After being transferred to DeWitt State Hospital in Auburn near Sacramento in 1948, he met Tarmo Pasto, a visiting professor of psychology and art, who began saving the large-scale works Ramírez was making out of materials including brown paper bags, mashed potatoes, and saliva.
Pasto provided Ramírez with the paper and drawing implements he would use to create many works. These pieces explored themes such as the railroad, the Virgin Mary, and his native country. ‘He had the ability to create depth and perspective using really sophisticated rendering techniques,’ observes Zimmerman.
Although he remained largely unknown during his lifetime, since his death he has been the subject of numerous international art exhibitions at institutions such as the American Folk Art Museum in New York. In 2015 the United States Postal Service honoured his work by placing five of his drawings on a series of limited-edition stamps.
What makes Ramírez’s work great, according to Zimmerman, is that it completely transcends collecting genres. ‘I’ve seen it in great collections of Americana, Post-War, Contemporary and Old Masters,’ she says. ‘His art holds its own alongside works of any genre.’
Although Outsider Art hails from around the world, Zimmerman notes that Art Brut was originally used to describe work made in Europe such as that by Adolf Wölfli. Wölfli was the subject of a 1921 book, A Mental Patient as Artist, by psychiatrist Dr Walter Morgenthaler, and later captured the attention of Dubuffet and Surrealists such as André Breton in the early 1940s.
Born in 1864, Wölfli was institutionalised for the entirety of his adult life until his death in 1930. He considered art as his ‘bread’, and traded it with other patients for cigarettes and food. He is best known for a semi-autobiographical epic he began in 1908 that grew to encompass more than 25,000 pages with 1,600 illustrations.
A heavy layering of details that betrays a ‘horror vacui’, or fear of empty space, marks his compositions. ‘It’s incredibly exciting and dense,’ says Zimmerman of his work. ‘He created an entire body of work around an imagined life.’
Fibre artist Judith Scott (1943-2005) is renowned for her intricately wrapped sculptures that transform everyday found objects into cocoon-like, abstracted forms. From 1987 until her death in 2005, Scott worked at the Creative Growth Art Center, Oakland, California, where she developed her singular artistic voice.
Delicately and carefully enveloping her chosen supports with layers of yarn, cloth and other fibres, Scott engages in a painstaking sculptural process through which she engages with the world around her. The artist was extremely close to her twin sister, and many of her works feature pairs or variations on themes of duality.

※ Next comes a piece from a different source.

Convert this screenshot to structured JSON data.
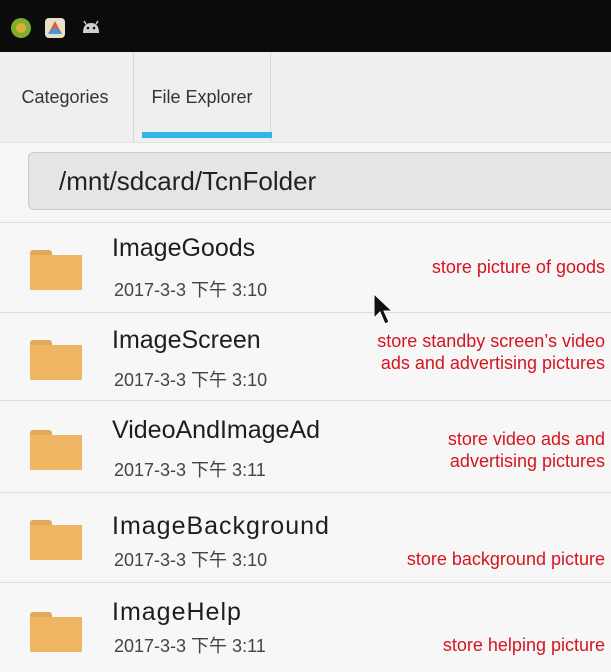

Scott was born with Down’s Syndrome and lost her hearing early in life; art became her main method of communication, and her lasting legacy. Scott’s art was the subject of a major retrospective at the Brooklyn Museum, New York, from October 2014 through to March 2015, and is held in the collections of the Museum of Modern Art, New York, the American Folk Art Museum, New York, and the Museum of Everything in London.
George Widener (b. 1962) has always been able to calculate numbers and patterns far beyond the capacity of an ordinary person. Diagnosed with Asperger’s Syndrome, he is recognised as a numerical savant, keeping a series of notebooks in which he records meaningful dates, numbers and historical events. Dates, in particular, are important to the artist, who has stated that they are ‘not a single static item’ but ‘part of a vast interconnected network’. For Widener, ‘the dates of the last century have a dynamic connection to the dates of today as well as the future.’

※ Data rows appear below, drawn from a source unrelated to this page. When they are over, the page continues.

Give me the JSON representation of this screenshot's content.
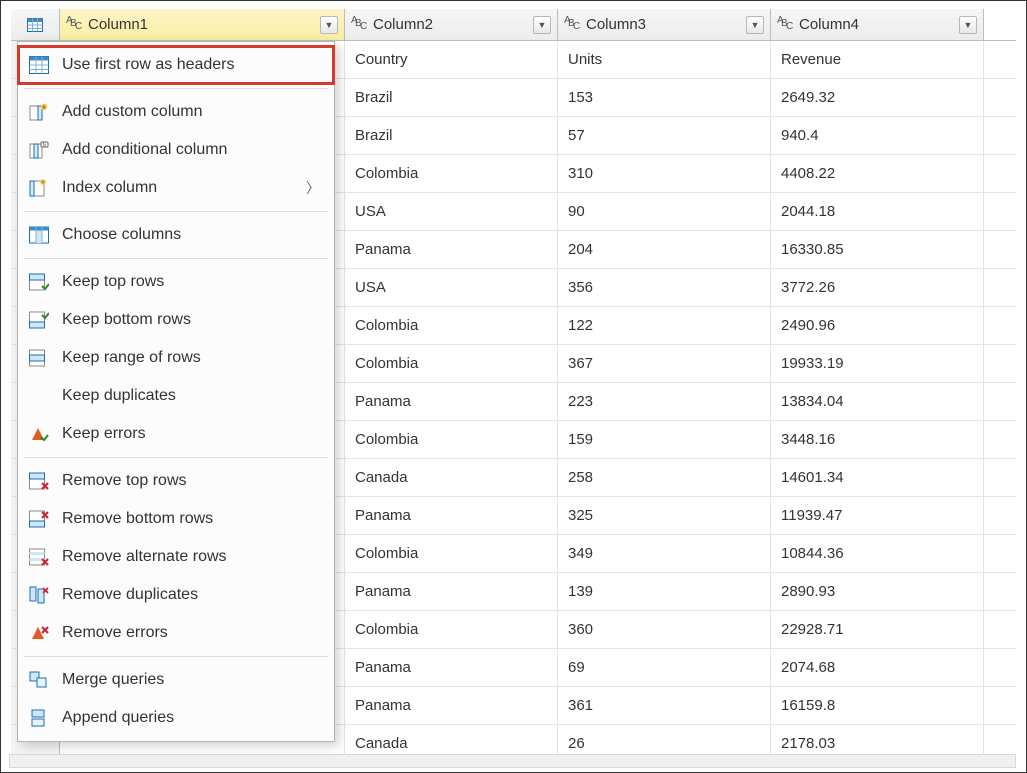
{
  "columns": {
    "col1": "Column1",
    "col2": "Column2",
    "col3": "Column3",
    "col4": "Column4"
  },
  "rows": [
    {
      "c2": "Country",
      "c3": "Units",
      "c4": "Revenue"
    },
    {
      "c2": "Brazil",
      "c3": "153",
      "c4": "2649.32"
    },
    {
      "c2": "Brazil",
      "c3": "57",
      "c4": "940.4"
    },
    {
      "c2": "Colombia",
      "c3": "310",
      "c4": "4408.22"
    },
    {
      "c2": "USA",
      "c3": "90",
      "c4": "2044.18"
    },
    {
      "c2": "Panama",
      "c3": "204",
      "c4": "16330.85"
    },
    {
      "c2": "USA",
      "c3": "356",
      "c4": "3772.26"
    },
    {
      "c2": "Colombia",
      "c3": "122",
      "c4": "2490.96"
    },
    {
      "c2": "Colombia",
      "c3": "367",
      "c4": "19933.19"
    },
    {
      "c2": "Panama",
      "c3": "223",
      "c4": "13834.04"
    },
    {
      "c2": "Colombia",
      "c3": "159",
      "c4": "3448.16"
    },
    {
      "c2": "Canada",
      "c3": "258",
      "c4": "14601.34"
    },
    {
      "c2": "Panama",
      "c3": "325",
      "c4": "11939.47"
    },
    {
      "c2": "Colombia",
      "c3": "349",
      "c4": "10844.36"
    },
    {
      "c2": "Panama",
      "c3": "139",
      "c4": "2890.93"
    },
    {
      "c2": "Colombia",
      "c3": "360",
      "c4": "22928.71"
    },
    {
      "c2": "Panama",
      "c3": "69",
      "c4": "2074.68"
    },
    {
      "c2": "Panama",
      "c3": "361",
      "c4": "16159.8"
    },
    {
      "c2": "Canada",
      "c3": "26",
      "c4": "2178.03"
    }
  ],
  "menu": {
    "use_first_row": "Use first row as headers",
    "add_custom": "Add custom column",
    "add_cond": "Add conditional column",
    "index_col": "Index column",
    "choose_cols": "Choose columns",
    "keep_top": "Keep top rows",
    "keep_bottom": "Keep bottom rows",
    "keep_range": "Keep range of rows",
    "keep_dup": "Keep duplicates",
    "keep_err": "Keep errors",
    "remove_top": "Remove top rows",
    "remove_bottom": "Remove bottom rows",
    "remove_alt": "Remove alternate rows",
    "remove_dup": "Remove duplicates",
    "remove_err": "Remove errors",
    "merge_q": "Merge queries",
    "append_q": "Append queries"
  }
}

Much of Widener’s work has grappled with the sinking of the Titanic. The artist’s 50th birthday fell in the same year as the 100th anniversary of the tragedy, and he discovered, uncannily, that another George Widener — a businessman and arts patron from Philadelphia — was among those who had gone down with the ship. The artist also considers his pieces to be in a dialogue with the work of the Japanese conceptual artist On Kawara — ‘albeit in a whimsical Asperger’s fashion’.